This African-based fantasy concerns a benevolent sorceress and her younger brother’s attempt to keep an evil spirit from manifesting itself into the world.
When the “great witch” Agadi Nwanyi is given two crown amulets from Ikenga, the supreme god, she understands what “needs to be done” in order to keep Iluowa from bringing his darkness to the temporal world. Realizing that the powerful amulets could corrupt her and her brother, the duo decides to find two of the kindest and most courageous men in all of Umuokwute and give the magical items to them.
Thus begins a multi-generational journey in which the storyline chronicles the lives of those who wear the amulets and their journeys throughout the Sister Lands. Many characters are featured in this section—which makes up the bulk of the novel—but because the narrative lacks any kind of deep characterization, these vignettes come across as flat and unengaging.
Additionally, the entire novel has a “lost in translation” feel to it. In so many instances, words are used improperly or, at the very least, oddly. For example: “He bound his sandals on to his comely feet…”; “Chika was immediately transformed into awesomeness…”; and “…her adolescence adore showing off in a magisterial fashion.”

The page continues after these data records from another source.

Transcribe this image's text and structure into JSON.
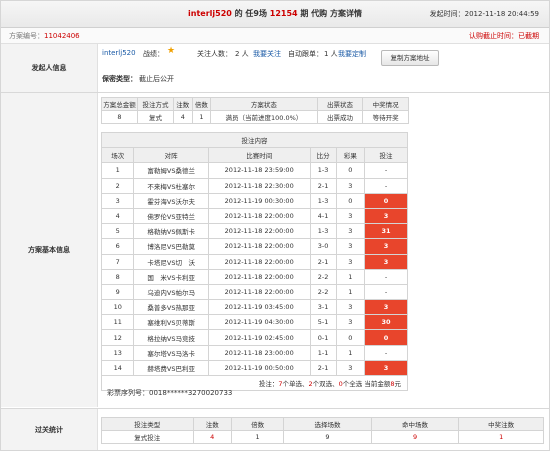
{
  "header": {
    "user": "interlj520",
    "title_mid": " 的 任9场 ",
    "period": "12154",
    "title_end": " 期 代购 方案详情",
    "time_label": "发起时间：",
    "time_value": "2012-11-18 20:44:59"
  },
  "subheader": {
    "plan_no_label": "方案编号：",
    "plan_no": "11042406",
    "status": "认购截止时间：已截期"
  },
  "initiator": {
    "section_label": "发起人信息",
    "user": "interlj520",
    "record_label": "战绩：",
    "followers_label": "关注人数：",
    "followers_value": "2 人",
    "follow_link": "我要关注",
    "auto_label": "自动跟单：",
    "auto_value": "1 人",
    "custom_link": "我要定制",
    "copy_button": "复制方案地址",
    "privacy_label": "保密类型：",
    "privacy_value": "截止后公开",
    "star_icon": "gold-star-icon"
  },
  "basic": {
    "section_label": "方案基本信息",
    "summary_headers": [
      "方案总金额",
      "投注方式",
      "注数",
      "倍数",
      "方案状态",
      "出票状态",
      "中奖情况"
    ],
    "summary_row": [
      "8",
      "复式",
      "4",
      "1",
      "满员（当前进度100.0%）",
      "出票成功",
      "等待开奖"
    ],
    "bet_title": "投注内容",
    "bet_headers": [
      "场次",
      "对阵",
      "比赛时间",
      "比分",
      "彩果",
      "投注"
    ],
    "matches": [
      [
        "1",
        "富勒姆VS桑德兰",
        "2012-11-18 23:59:00",
        "1-3",
        "0",
        "-"
      ],
      [
        "2",
        "不来梅VS杜塞尔",
        "2012-11-18 22:30:00",
        "2-1",
        "3",
        "-"
      ],
      [
        "3",
        "霍芬海VS沃尔夫",
        "2012-11-19 00:30:00",
        "1-3",
        "0",
        "0"
      ],
      [
        "4",
        "佛罗伦VS亚特兰",
        "2012-11-18 22:00:00",
        "4-1",
        "3",
        "3"
      ],
      [
        "5",
        "格勒纳VS佩斯卡",
        "2012-11-18 22:00:00",
        "1-3",
        "3",
        "31"
      ],
      [
        "6",
        "博洛尼VS巴勒莫",
        "2012-11-18 22:00:00",
        "3-0",
        "3",
        "3"
      ],
      [
        "7",
        "卡塔尼VS切　沃",
        "2012-11-18 22:00:00",
        "2-1",
        "3",
        "3"
      ],
      [
        "8",
        "国　米VS卡利亚",
        "2012-11-18 22:00:00",
        "2-2",
        "1",
        "-"
      ],
      [
        "9",
        "乌迪内VS帕尔马",
        "2012-11-18 22:00:00",
        "2-2",
        "1",
        "-"
      ],
      [
        "10",
        "桑普多VS热那亚",
        "2012-11-19 03:45:00",
        "3-1",
        "3",
        "3"
      ],
      [
        "11",
        "塞维利VS贝蒂斯",
        "2012-11-19 04:30:00",
        "5-1",
        "3",
        "30"
      ],
      [
        "12",
        "格拉纳VS马竞技",
        "2012-11-19 02:45:00",
        "0-1",
        "0",
        "0"
      ],
      [
        "13",
        "塞尔塔VS马洛卡",
        "2012-11-18 23:00:00",
        "1-1",
        "1",
        "-"
      ],
      [
        "14",
        "赫塔费VS巴利亚",
        "2012-11-19 00:50:00",
        "2-1",
        "3",
        "3"
      ]
    ],
    "red_bets": [
      false,
      false,
      true,
      true,
      true,
      true,
      true,
      false,
      false,
      true,
      true,
      true,
      false,
      true
    ],
    "footer_prefix": "投注：",
    "footer_7": "7",
    "footer_a": "个单选、",
    "footer_2": "2",
    "footer_b": "个双选、",
    "footer_0": "0",
    "footer_c": "个全选 当前金额",
    "footer_8": "8",
    "footer_d": "元",
    "serial_label": "彩票序列号：",
    "serial_value": "0018******3270020733"
  },
  "stats": {
    "section_label": "过关统计",
    "headers": [
      "投注类型",
      "注数",
      "倍数",
      "选择场数",
      "命中场数",
      "中奖注数"
    ],
    "row": [
      "复式投注",
      "4",
      "1",
      "9",
      "9",
      "1"
    ]
  }
}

Another confusing aspect of the novel is the similarity of so many names; readers will undoubtedly have trouble differentiating between certain characters.
That said: the pseudo-African backdrop is vividly described (both culturally and geographically), and the tone has a decidedly appealing folkloric quality about it.
But while the novel’s premise shows potential, the execution throughout is flawed. The confluence of issues—cardboard characters, numerous questions involving key plot points, and an awkward narrative that seems rushed and unpolished—ultimately makes this a forgettable read.
Also available in hardcover and ebook.